Flashback to Mean Girls, circa 2004, with me for a minute…
Regina: It’s called the South Beach Fat Flush and all you drink is cranberry juice for 72 hours.
Aaron: Let me see that…this isn’t even cranberry juice; it’s cranberry juice cocktail. It’s all sugar.
Regina: I want to lose three pounds.
Karen: OMG, you’re so skinny!
Regina: Shut up.
We’ve all heard a scenario like this one play out many times before…whether it be chatting with your girlfriends or maybe even serious scheming to lose three pounds in 72 hours. Either way it plays out, this kind of talk that leads to fad diets can sometimes result in weight gain and even serious health problems. Girls who don’t think they have time to commit to maintaining a healthy lifestyle can be desperate to try anything just to lose those three pounds or more.
What is important to realize here is that not every diet you read about in the pages of a fashion magazine is worth giving a try. There’s a reason why the ridiculous claims made on the cover pages sound so unattainable and it’s usually because they are! Educating yourself on basic nutrition and how to read nutrition labels on foods can really go a long way in terms of sustaining life-long healthy habits.
Let me just say this now, there is no “secret formula” to weight loss. Anyone that is trying to sell you on that phrase should be ignored immediately. Sure you can do a strange juice diet with water, cayenne pepper, and maple syrup to lose weight in a week because you’ll be starving yourself! Diets like that are cutting out essential nutrients that the body needs to remain healthy. Yeah you might lose 5 pounds in a week, who knows, but will the weight stay off? The answer here is no.

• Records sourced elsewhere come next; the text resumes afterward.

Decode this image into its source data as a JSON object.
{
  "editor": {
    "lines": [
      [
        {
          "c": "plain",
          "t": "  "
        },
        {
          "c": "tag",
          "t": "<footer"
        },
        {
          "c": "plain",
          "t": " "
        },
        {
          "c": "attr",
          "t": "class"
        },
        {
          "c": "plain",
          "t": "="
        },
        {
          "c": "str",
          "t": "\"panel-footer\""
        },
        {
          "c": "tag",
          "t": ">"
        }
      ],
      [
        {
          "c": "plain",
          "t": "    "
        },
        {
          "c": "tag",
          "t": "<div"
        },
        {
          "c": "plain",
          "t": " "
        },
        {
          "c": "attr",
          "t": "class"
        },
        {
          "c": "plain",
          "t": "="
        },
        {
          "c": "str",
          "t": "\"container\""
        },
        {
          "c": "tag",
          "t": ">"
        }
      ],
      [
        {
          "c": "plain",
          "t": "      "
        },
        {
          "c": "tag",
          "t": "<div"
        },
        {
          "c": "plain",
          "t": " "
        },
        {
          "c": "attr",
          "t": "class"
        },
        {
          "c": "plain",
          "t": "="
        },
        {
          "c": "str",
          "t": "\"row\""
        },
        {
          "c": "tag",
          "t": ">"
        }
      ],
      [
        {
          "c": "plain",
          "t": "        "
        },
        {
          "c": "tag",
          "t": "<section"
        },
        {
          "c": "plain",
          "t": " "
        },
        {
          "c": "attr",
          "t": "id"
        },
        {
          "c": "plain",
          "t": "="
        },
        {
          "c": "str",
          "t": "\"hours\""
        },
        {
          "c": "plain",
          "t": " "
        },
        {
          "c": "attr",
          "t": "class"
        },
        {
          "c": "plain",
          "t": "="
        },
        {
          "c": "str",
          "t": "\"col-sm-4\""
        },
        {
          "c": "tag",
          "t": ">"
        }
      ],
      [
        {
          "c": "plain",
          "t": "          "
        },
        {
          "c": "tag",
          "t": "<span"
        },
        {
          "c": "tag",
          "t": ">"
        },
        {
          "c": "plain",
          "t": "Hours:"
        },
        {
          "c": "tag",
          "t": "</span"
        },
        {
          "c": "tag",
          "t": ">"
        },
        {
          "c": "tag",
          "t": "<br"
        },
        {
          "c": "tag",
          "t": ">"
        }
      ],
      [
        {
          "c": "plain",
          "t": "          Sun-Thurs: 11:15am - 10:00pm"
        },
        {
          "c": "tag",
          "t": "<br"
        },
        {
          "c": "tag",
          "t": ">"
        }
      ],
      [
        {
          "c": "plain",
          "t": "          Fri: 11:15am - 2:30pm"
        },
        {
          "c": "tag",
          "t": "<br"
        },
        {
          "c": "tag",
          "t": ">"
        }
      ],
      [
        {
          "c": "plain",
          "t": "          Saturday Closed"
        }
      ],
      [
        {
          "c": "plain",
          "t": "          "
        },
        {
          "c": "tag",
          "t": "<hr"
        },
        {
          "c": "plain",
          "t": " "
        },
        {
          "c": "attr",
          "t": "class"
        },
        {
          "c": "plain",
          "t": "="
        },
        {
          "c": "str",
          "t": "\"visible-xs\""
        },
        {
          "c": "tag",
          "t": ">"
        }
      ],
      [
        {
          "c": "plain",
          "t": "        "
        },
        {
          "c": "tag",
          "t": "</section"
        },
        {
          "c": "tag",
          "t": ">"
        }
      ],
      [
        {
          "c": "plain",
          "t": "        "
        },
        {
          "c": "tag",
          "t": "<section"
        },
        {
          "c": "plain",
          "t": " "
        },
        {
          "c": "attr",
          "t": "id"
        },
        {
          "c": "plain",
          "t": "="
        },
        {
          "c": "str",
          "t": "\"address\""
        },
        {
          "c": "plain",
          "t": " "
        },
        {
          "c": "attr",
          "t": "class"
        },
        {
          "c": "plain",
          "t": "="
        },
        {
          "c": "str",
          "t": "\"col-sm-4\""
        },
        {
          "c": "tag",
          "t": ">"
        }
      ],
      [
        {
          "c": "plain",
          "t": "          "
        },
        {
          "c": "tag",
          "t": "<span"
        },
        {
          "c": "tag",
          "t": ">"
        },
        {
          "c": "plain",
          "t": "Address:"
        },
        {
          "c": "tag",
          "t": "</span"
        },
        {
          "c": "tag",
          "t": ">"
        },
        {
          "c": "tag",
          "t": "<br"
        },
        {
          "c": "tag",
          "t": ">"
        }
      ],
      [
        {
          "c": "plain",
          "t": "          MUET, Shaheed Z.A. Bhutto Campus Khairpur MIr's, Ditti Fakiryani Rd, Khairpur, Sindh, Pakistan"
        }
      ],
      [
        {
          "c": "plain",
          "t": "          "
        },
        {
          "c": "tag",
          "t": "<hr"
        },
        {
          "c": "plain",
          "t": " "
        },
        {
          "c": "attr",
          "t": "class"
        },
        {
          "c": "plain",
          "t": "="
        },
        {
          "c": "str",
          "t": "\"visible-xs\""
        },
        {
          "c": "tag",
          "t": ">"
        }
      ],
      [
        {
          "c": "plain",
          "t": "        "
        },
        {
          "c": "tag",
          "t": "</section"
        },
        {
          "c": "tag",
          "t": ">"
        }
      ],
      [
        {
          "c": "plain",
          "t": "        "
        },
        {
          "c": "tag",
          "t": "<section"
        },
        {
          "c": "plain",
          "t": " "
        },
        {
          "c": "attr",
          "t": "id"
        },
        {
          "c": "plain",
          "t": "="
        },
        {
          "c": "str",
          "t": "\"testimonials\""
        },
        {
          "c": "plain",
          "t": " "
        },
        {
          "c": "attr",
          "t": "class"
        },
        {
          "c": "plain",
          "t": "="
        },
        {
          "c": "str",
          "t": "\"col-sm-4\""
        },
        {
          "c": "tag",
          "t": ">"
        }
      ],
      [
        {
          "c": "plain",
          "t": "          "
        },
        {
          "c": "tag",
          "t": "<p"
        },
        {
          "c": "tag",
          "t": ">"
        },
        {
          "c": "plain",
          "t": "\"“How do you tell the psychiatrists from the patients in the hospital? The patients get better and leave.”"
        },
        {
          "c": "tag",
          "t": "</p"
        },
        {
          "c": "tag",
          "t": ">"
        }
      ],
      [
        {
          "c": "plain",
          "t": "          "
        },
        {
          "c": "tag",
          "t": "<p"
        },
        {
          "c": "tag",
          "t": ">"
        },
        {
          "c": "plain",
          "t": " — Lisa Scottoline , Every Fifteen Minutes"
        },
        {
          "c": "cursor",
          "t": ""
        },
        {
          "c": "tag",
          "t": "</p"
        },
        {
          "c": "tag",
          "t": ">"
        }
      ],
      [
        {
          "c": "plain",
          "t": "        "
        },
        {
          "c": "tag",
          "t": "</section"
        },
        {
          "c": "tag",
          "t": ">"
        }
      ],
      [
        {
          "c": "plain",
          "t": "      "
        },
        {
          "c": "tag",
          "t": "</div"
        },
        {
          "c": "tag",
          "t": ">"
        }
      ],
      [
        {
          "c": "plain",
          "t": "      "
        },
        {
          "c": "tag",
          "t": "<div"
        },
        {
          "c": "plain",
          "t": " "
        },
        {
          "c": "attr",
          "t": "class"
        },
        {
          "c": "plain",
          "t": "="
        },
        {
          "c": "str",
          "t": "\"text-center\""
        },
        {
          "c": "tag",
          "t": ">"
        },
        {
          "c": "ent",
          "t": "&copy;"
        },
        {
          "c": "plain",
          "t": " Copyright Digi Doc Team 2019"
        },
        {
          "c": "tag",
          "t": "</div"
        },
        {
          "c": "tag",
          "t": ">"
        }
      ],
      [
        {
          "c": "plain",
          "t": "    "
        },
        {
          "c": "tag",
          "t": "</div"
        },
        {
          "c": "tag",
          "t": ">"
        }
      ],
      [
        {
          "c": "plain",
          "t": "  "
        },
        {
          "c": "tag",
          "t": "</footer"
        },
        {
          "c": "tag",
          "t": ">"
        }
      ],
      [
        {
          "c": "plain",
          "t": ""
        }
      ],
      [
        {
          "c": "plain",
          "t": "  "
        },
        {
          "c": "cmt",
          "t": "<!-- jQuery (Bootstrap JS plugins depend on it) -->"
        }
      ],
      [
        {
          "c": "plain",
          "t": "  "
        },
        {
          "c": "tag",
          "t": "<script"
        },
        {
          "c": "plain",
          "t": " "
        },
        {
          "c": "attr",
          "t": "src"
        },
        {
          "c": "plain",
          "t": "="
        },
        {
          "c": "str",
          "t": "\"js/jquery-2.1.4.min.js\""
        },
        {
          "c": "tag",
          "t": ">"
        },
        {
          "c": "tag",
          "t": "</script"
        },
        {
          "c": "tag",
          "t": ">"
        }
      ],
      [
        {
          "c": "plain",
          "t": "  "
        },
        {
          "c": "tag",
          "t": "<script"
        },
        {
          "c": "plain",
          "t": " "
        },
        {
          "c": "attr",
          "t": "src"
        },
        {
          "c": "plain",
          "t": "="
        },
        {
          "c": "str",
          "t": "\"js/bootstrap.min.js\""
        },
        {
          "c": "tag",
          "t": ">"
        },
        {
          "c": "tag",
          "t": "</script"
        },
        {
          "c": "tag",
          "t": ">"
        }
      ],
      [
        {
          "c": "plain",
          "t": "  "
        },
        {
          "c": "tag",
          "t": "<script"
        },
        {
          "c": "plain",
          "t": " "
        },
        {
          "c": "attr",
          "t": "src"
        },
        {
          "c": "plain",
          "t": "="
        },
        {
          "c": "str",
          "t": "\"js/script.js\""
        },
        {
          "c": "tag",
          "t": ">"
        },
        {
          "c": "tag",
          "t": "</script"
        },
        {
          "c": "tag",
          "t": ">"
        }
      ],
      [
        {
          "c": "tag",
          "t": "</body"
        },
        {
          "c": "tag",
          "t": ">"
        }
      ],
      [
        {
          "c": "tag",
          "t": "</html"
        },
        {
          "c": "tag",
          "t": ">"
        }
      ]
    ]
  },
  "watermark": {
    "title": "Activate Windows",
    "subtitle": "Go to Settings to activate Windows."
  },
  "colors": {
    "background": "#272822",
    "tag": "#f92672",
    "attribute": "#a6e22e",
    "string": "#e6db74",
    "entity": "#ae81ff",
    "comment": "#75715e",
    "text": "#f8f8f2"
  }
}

Don’t fall for the gimmicks of the weight-loss industry. People will tell you almost anything to get you to buy their weight-loss drinks, pills, powders, and foods. If you’re considering working towards a healthier lifestyle through dieting and exercise you need to be educated on the basics of how the whole thing works. You only get one body in life and it’s important, no, absolutely necessary, to take care of it. Not all proposed diets are fad diets but it is important to recognize the differences between the two.
Still don’t believe me about fad diets? Here are some tips from WebMD on how to spot a fad diet. A weight-loss plan is probably a fad diet if…
1. The menu features extremely limited food choices (ex. only grapefruits and melons for fruits or rice and pasta for starches).
2. You must cut out an entire food group, like carbohydrates.
3. The food in your meals is chosen from only one food group, like all protein or all carbohydrates.
4. The diet eliminates all types of fats.
5. The diet promises fast weight loss, like a pound per day or more.
6. The diet goes hand-in-hand with selling a product like weight-loss pills or specific food.
7. Promoters of the diet make claims that sound too good to be true.
8. The weight-loss claims are based on poorly backed and unproven pseudoscience.
9. Promoters of the diet disregard traditional medical experts by saying that doctors don’t understand how the program works.
10. The explanation of how the diet works is simple but promoters say the true explanation is too complex for most people to understand.
Even the smallest of changes in your lifestyle can result in huge differences when given time. When you make your physical health a priority in your life, your perspective on dieting starts to change for the better. Start small if you need to: drink water or milk instead of soda, have a baked potato instead of fries, and reduce your portion sizes. There’s no shame in taking a stand for your health but doing a fad diet definitely isn’t the way to go if you want to lose weight and keep it off.
The USDA doesn’t just come up with diet standards for fun, you know those numbers actually mean something! Institutions like the Academy of Nutrition and Dietetics and the US Department of Agriculture can be trusted. The USDA and US Department of Health and Human Services work with Dietitians, Food Scientists, Doctors, etc. to update the Dietary Guidelines for Americans every 5 years. If you want to learn about how to reach achievable goals, there is a great place to start.